PubMedSearch : Kuroda_2001_Lancet_357_1225
PubMedID: 11418146
Gene_locus related to this paper: staau-LIP , staau-lipas , staau-MW0741 , staau-MW2456 , staau-q6gfm6 , staau-SA0011 , staau-SA0569 , staau-SA0572 , staau-SA0897 , staau-SA1143 , staau-SA2240 , staau-SA2306 , staau-SA2367 , staau-SA2422 , staau-SAV0321 , staau-SAV0446 , staau-SAV0457 , staau-SAV0655 , staau-SAV1014 , staau-SAV1765 , staau-SAV1793 , staau-SAV2188 , staau-SAV2350 , staau-SAV2484 , staau-SAV2594

Title : Cadherin-8 protein expression in gray matter structures and nerve fibers of the neonatal and adult mouse brain - Korematsu_1998_Neurosci_87_303
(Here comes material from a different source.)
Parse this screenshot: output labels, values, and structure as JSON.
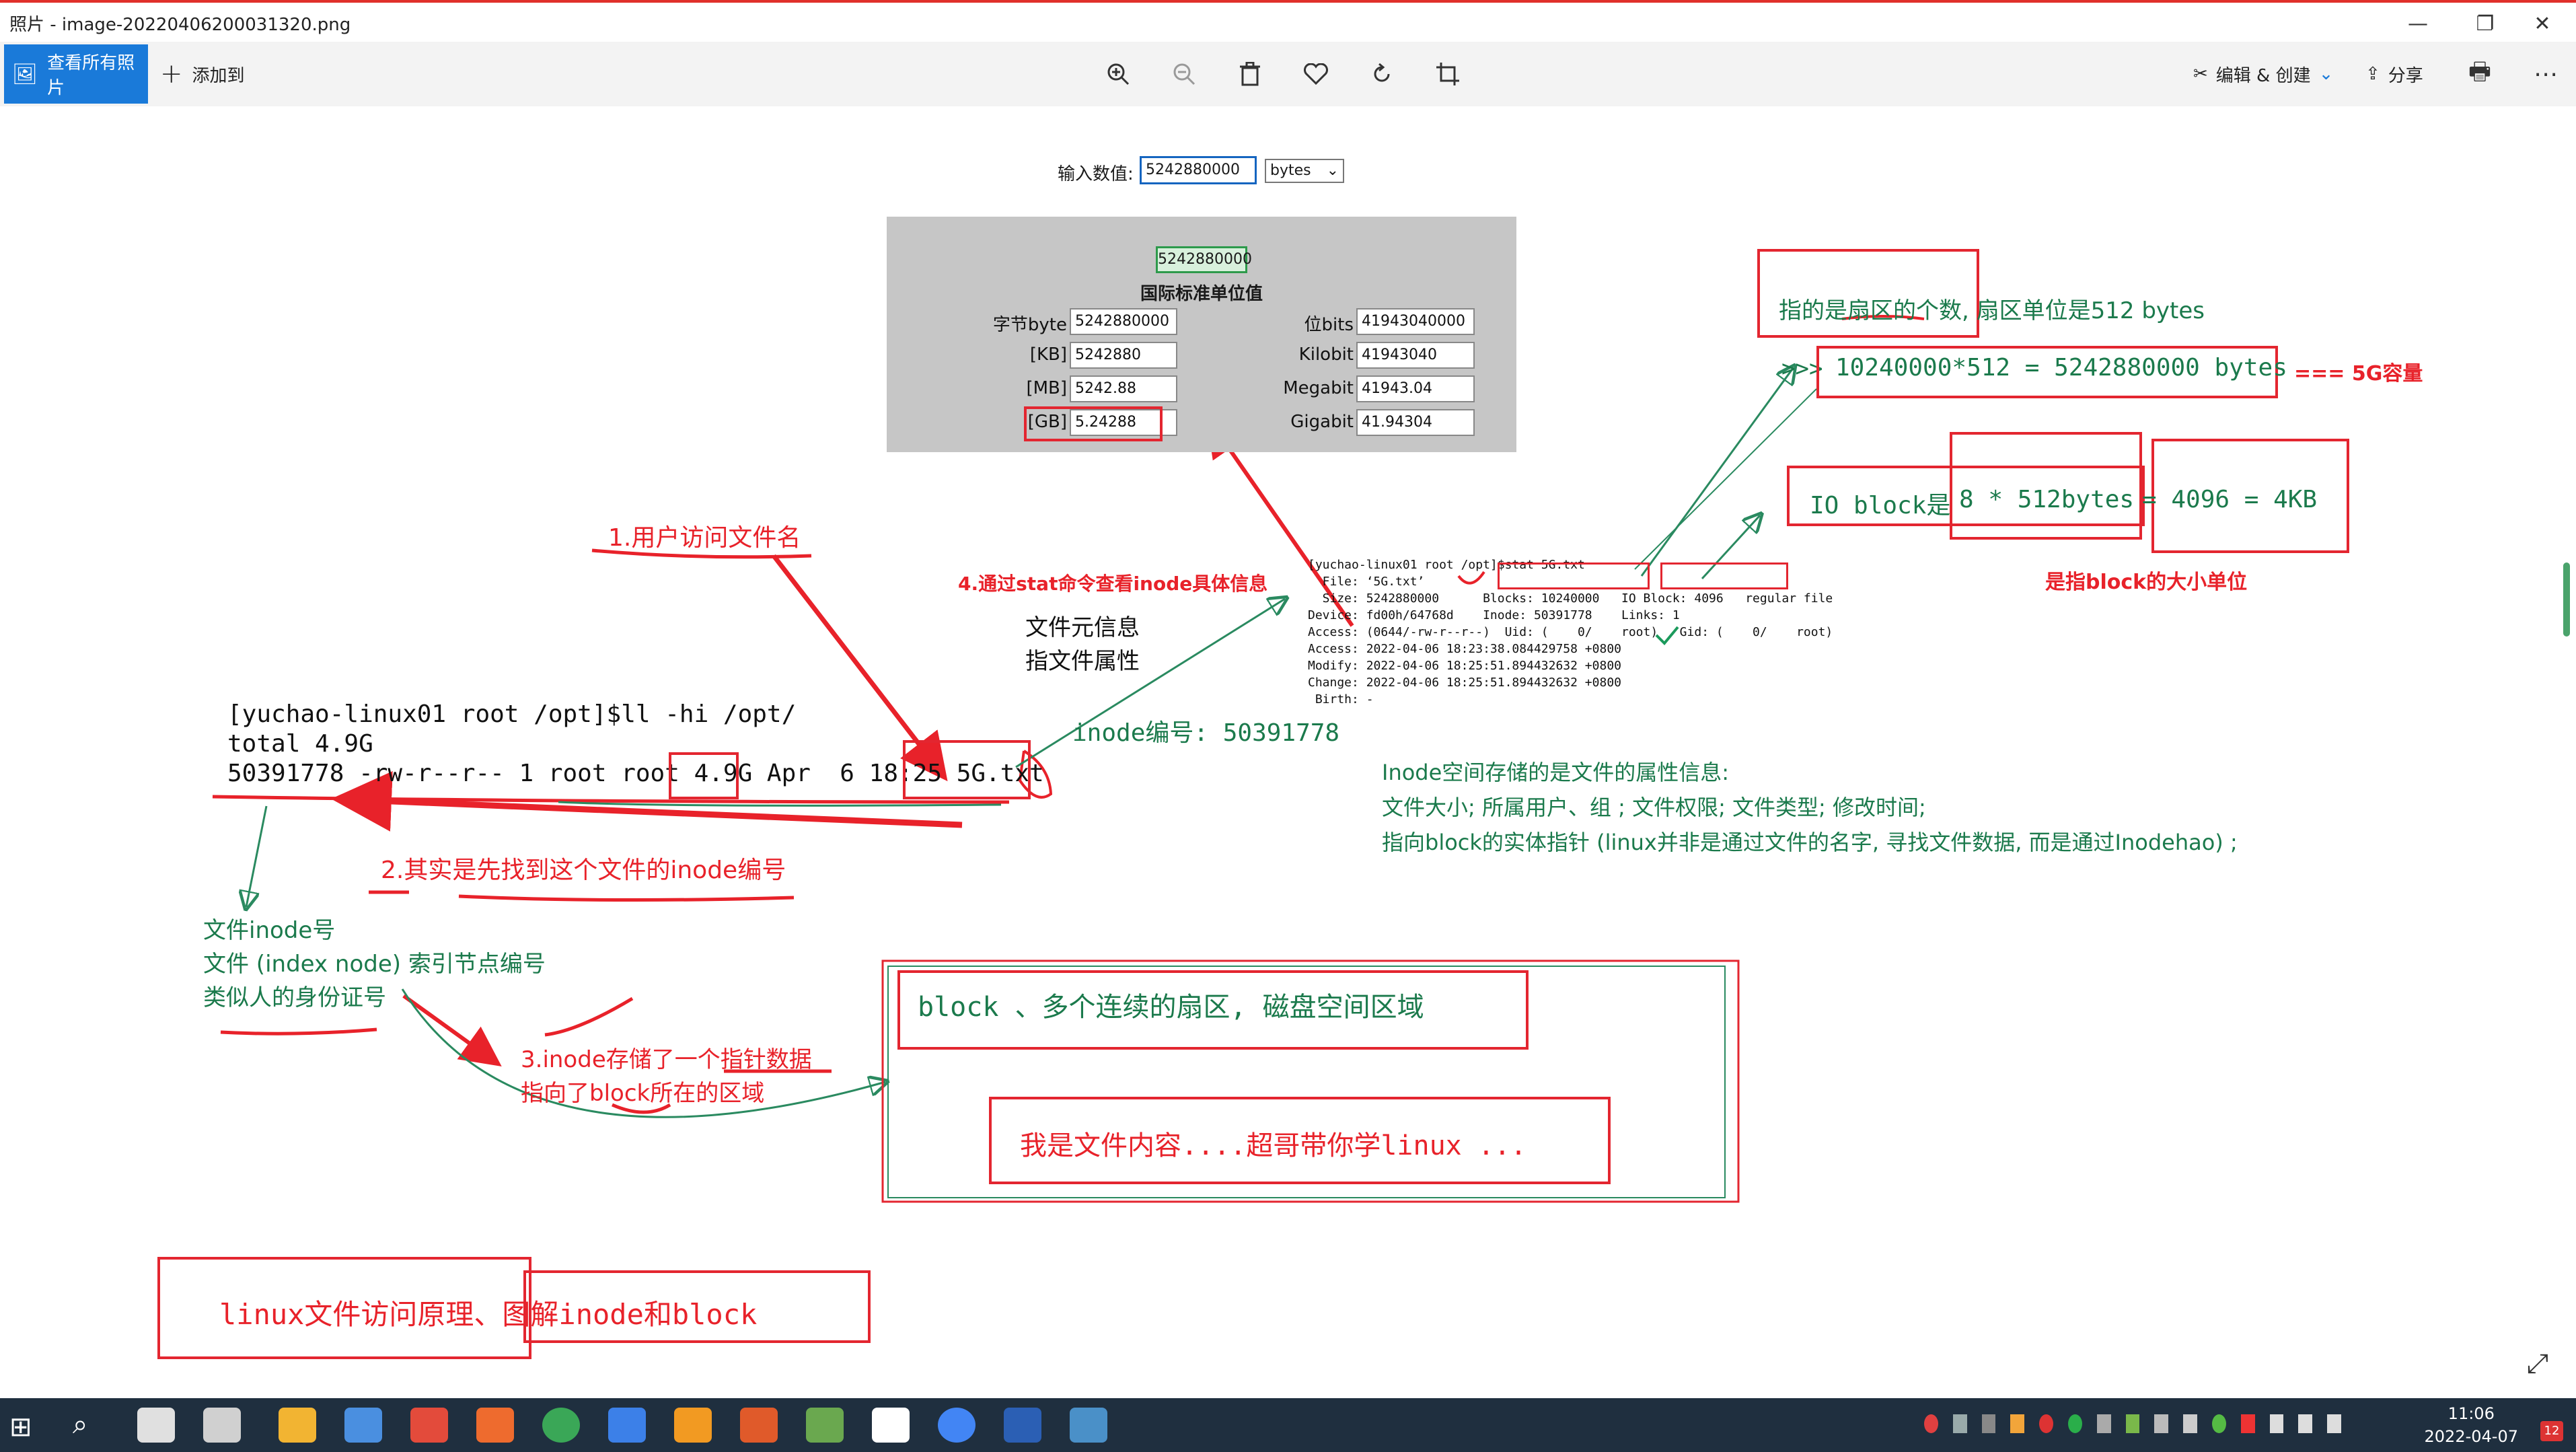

Author(s) : Korematsu K , Nishi T , Okamura A , Goto S , Morioka M , Hamada J , Ushio Y
Ref : Neuroscience , 87 :303 , 1998
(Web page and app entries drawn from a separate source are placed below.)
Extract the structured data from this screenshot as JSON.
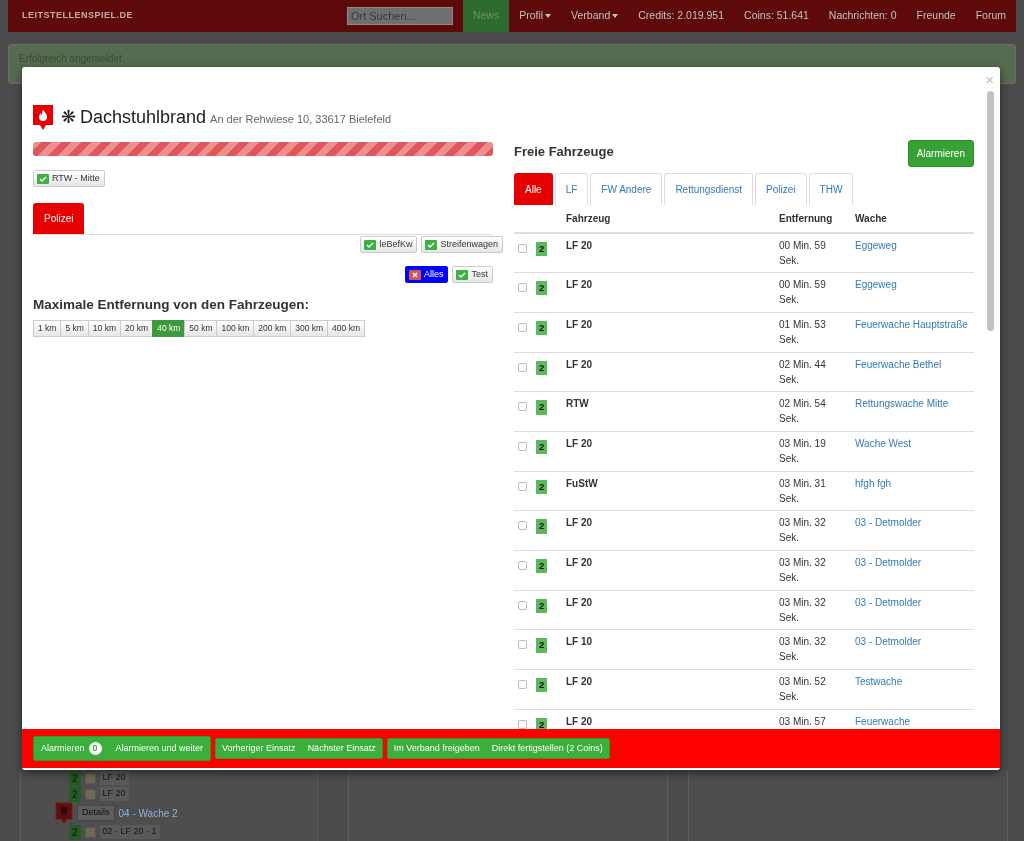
{
  "navbar": {
    "brand": "LEITSTELLENSPIEL.DE",
    "search": {
      "placeholder": "Ort Suchen..."
    },
    "items": [
      {
        "label": "News",
        "selected": true,
        "dropdown": false
      },
      {
        "label": "Profil",
        "selected": false,
        "dropdown": true
      },
      {
        "label": "Verband",
        "selected": false,
        "dropdown": true
      },
      {
        "label": "Credits: 2.019.951",
        "selected": false,
        "dropdown": false
      },
      {
        "label": "Coins: 51.641",
        "selected": false,
        "dropdown": false
      },
      {
        "label": "Nachrichten: 0",
        "selected": false,
        "dropdown": false
      },
      {
        "label": "Freunde",
        "selected": false,
        "dropdown": false
      },
      {
        "label": "Forum",
        "selected": false,
        "dropdown": false
      }
    ]
  },
  "alert": "Erfolgreich angemeldet",
  "background_list": [
    {
      "kind": "vehicle",
      "badge": "2",
      "label": "LF 20"
    },
    {
      "kind": "vehicle",
      "badge": "2",
      "label": "LF 20"
    },
    {
      "kind": "station",
      "button": "Details",
      "label": "04 - Wache 2"
    },
    {
      "kind": "vehicle",
      "badge": "2",
      "label": "02 - LF 20 - 1"
    }
  ],
  "modal": {
    "close": "×",
    "mission": {
      "symbol": "❋",
      "title": "Dachstuhlbrand",
      "address": "An der Rehwiese 10, 33617 Bielefeld",
      "level": 1
    },
    "assigned": [
      {
        "label": "RTW - Mitte",
        "checked": true
      }
    ],
    "requirement_tabs": [
      {
        "label": "Polizei",
        "selected": true
      }
    ],
    "filter_rows": [
      [
        {
          "label": "leBefKw",
          "checked": true,
          "highlighted": false
        },
        {
          "label": "Streifenwagen",
          "checked": true,
          "highlighted": false
        }
      ],
      [
        {
          "label": "Alles",
          "checked": false,
          "highlighted": true
        },
        {
          "label": "Test",
          "checked": true,
          "highlighted": false
        }
      ]
    ],
    "distance": {
      "heading": "Maximale Entfernung von den Fahrzeugen:",
      "options": [
        {
          "label": "1 km",
          "selected": false
        },
        {
          "label": "5 km",
          "selected": false
        },
        {
          "label": "10 km",
          "selected": false
        },
        {
          "label": "20 km",
          "selected": false
        },
        {
          "label": "40 km",
          "selected": true
        },
        {
          "label": "50 km",
          "selected": false
        },
        {
          "label": "100 km",
          "selected": false
        },
        {
          "label": "200 km",
          "selected": false
        },
        {
          "label": "300 km",
          "selected": false
        },
        {
          "label": "400 km",
          "selected": false
        }
      ]
    },
    "vehicles": {
      "heading": "Freie Fahrzeuge",
      "alarm_button": "Alarmieren",
      "tabs": [
        {
          "label": "Alle",
          "selected": true
        },
        {
          "label": "LF",
          "selected": false
        },
        {
          "label": "FW Andere",
          "selected": false
        },
        {
          "label": "Rettungsdienst",
          "selected": false
        },
        {
          "label": "Polizei",
          "selected": false
        },
        {
          "label": "THW",
          "selected": false
        }
      ],
      "columns": [
        "Fahrzeug",
        "Entfernung",
        "Wache"
      ],
      "rows": [
        {
          "checked": false,
          "badge": "2",
          "vehicle": "LF 20",
          "distance": "00 Min. 59 Sek.",
          "station": "Eggeweg"
        },
        {
          "checked": false,
          "badge": "2",
          "vehicle": "LF 20",
          "distance": "00 Min. 59 Sek.",
          "station": "Eggeweg"
        },
        {
          "checked": false,
          "badge": "2",
          "vehicle": "LF 20",
          "distance": "01 Min. 53 Sek.",
          "station": "Feuerwache Hauptstraße"
        },
        {
          "checked": false,
          "badge": "2",
          "vehicle": "LF 20",
          "distance": "02 Min. 44 Sek.",
          "station": "Feuerwache Bethel"
        },
        {
          "checked": false,
          "badge": "2",
          "vehicle": "RTW",
          "distance": "02 Min. 54 Sek.",
          "station": "Rettungswache Mitte"
        },
        {
          "checked": false,
          "badge": "2",
          "vehicle": "LF 20",
          "distance": "03 Min. 19 Sek.",
          "station": "Wache West"
        },
        {
          "checked": false,
          "badge": "2",
          "vehicle": "FuStW",
          "distance": "03 Min. 31 Sek.",
          "station": "hfgh fgh"
        },
        {
          "checked": false,
          "badge": "2",
          "vehicle": "LF 20",
          "distance": "03 Min. 32 Sek.",
          "station": "03 - Detmolder"
        },
        {
          "checked": false,
          "badge": "2",
          "vehicle": "LF 20",
          "distance": "03 Min. 32 Sek.",
          "station": "03 - Detmolder"
        },
        {
          "checked": false,
          "badge": "2",
          "vehicle": "LF 20",
          "distance": "03 Min. 32 Sek.",
          "station": "03 - Detmolder"
        },
        {
          "checked": false,
          "badge": "2",
          "vehicle": "LF 10",
          "distance": "03 Min. 32 Sek.",
          "station": "03 - Detmolder"
        },
        {
          "checked": false,
          "badge": "2",
          "vehicle": "LF 20",
          "distance": "03 Min. 52 Sek.",
          "station": "Testwache"
        },
        {
          "checked": false,
          "badge": "2",
          "vehicle": "LF 20",
          "distance": "03 Min. 57",
          "station": "Feuerwache"
        }
      ]
    },
    "footer": [
      [
        {
          "label": "Alarmieren",
          "badge": "0"
        },
        {
          "label": "Alarmieren und weiter"
        }
      ],
      [
        {
          "label": "Vorheriger Einsatz"
        },
        {
          "label": "Nächster Einsatz"
        }
      ],
      [
        {
          "label": "Im Verband freigeben"
        },
        {
          "label": "Direkt fertigstellen (2 Coins)"
        }
      ]
    ]
  }
}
Abstract : The topological distribution of mouse cadherin-8 protein in the neonatal and adult mouse brain was studied immunohistochemically using a rabbit antiserum. Cadherin-8 expression was restricted to several areas in neonatal brains constituting particular neural circuits, i.e. the limbic system, the basal ganglia-thalamocortical circuit, and the cerebellum and related nuclei. In addition, the nerve fibers linking some of the cadherin-8-positive areas, i.e. the habenulo-interpeduncular tract, decussation of the dorsal tegmentum, the medial longitudinal fasciculus, transverse pontine fibers, the brachium conjunctivum and the inferior cerebellar peduncle were cadherin-8 positive, as were the spinal tract of the trigeminal nerve, oculomotor nerve, facial nerve and trigeminal nerve. Cadherin-8 expression also showed a patch-like distribution in the intermediate gray layer of the superior colliculus, resembling acetylcholinesterase-rich patches in allocation. Segmentally organized cadherin-8-positive areas were found in the neonatal cerebellar Purkinje cell layer. Some nuclei and fibers in the brainstem and cerebellum, expressing cadherin-8 at neonatal stages, were also stained in the adult mouse brain. These findings suggest that cadherin-8 is involved in the formation of particular neural circuits by connecting areas expressing this molecule with positive nerve fibers, and indicate its possible implication in subdivisional organization in the superior colliculus and cerebellum.
ESTHER : Korematsu_1998_Neurosci_87_303
PubMedSearch : Korematsu_1998_Neurosci_87_303
PubMedID: 9722159